Interface dataset entries
☆ ☆ ☆ ☆
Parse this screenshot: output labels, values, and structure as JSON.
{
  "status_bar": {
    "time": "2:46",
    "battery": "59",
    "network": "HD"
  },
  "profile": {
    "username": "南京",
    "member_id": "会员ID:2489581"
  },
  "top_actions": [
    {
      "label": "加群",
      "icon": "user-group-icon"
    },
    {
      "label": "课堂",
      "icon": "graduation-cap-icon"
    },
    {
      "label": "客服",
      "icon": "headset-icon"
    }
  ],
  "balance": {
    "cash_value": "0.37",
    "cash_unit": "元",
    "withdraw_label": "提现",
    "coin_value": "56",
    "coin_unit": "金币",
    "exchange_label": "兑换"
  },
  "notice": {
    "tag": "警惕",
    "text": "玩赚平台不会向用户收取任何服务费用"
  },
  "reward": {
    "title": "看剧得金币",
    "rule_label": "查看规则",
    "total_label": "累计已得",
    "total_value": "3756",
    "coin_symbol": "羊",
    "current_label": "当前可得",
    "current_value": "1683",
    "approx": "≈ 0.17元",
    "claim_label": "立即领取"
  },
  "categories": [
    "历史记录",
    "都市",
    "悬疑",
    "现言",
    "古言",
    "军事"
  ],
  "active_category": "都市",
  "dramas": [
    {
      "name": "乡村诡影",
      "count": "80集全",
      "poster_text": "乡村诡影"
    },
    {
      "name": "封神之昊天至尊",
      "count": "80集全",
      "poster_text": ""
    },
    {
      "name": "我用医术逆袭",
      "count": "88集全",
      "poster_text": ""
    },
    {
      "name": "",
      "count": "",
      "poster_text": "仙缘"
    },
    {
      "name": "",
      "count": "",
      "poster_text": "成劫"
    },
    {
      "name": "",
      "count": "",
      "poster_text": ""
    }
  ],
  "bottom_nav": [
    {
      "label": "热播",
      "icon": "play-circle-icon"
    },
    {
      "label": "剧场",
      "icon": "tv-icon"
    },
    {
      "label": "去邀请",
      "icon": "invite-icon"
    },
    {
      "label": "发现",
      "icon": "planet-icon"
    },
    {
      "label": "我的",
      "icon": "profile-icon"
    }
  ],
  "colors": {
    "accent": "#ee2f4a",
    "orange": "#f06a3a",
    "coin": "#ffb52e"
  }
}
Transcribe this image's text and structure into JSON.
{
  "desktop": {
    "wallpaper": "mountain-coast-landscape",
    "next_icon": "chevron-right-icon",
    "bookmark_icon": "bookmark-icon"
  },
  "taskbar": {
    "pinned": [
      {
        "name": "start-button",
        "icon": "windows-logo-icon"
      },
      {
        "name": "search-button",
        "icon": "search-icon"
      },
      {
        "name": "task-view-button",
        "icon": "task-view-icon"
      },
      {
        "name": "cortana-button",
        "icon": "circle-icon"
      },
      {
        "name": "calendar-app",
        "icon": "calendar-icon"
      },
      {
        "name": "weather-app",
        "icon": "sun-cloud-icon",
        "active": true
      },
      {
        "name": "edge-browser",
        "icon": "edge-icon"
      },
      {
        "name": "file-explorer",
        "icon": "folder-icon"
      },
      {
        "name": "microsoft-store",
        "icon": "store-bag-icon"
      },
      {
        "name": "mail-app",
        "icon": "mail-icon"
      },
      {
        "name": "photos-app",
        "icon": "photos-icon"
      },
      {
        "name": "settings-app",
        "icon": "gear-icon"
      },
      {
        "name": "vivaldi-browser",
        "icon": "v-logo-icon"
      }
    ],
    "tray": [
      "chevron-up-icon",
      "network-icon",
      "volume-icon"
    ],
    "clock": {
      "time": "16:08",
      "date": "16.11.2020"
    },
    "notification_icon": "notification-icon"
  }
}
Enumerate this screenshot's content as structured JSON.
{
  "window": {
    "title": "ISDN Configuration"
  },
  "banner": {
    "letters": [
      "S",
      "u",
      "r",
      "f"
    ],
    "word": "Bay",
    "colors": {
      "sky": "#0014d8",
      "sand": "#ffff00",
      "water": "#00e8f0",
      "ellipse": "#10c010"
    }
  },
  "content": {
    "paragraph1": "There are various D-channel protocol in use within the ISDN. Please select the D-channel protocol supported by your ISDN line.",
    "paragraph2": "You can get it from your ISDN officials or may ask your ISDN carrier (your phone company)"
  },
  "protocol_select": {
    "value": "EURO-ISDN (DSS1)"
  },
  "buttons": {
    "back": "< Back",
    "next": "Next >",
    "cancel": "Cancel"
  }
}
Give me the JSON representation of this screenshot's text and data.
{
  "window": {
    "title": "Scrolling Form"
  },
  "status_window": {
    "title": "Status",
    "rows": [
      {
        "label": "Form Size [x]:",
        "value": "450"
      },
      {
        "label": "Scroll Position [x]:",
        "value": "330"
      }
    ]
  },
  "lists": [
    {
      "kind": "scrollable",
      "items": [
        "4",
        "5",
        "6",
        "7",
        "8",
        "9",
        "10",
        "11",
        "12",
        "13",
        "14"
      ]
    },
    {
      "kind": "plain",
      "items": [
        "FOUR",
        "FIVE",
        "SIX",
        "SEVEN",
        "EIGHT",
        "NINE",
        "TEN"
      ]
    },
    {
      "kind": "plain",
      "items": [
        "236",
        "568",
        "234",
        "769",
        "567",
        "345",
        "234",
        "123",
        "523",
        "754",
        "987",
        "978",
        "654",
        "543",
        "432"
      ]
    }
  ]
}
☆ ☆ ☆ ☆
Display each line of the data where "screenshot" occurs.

- TASK RESULT -
Parse this screenshot: output labels, values, and structure as JSON.
Enumerate this screenshot's content as structured JSON.
Give me the JSON representation of this screenshot's text and data.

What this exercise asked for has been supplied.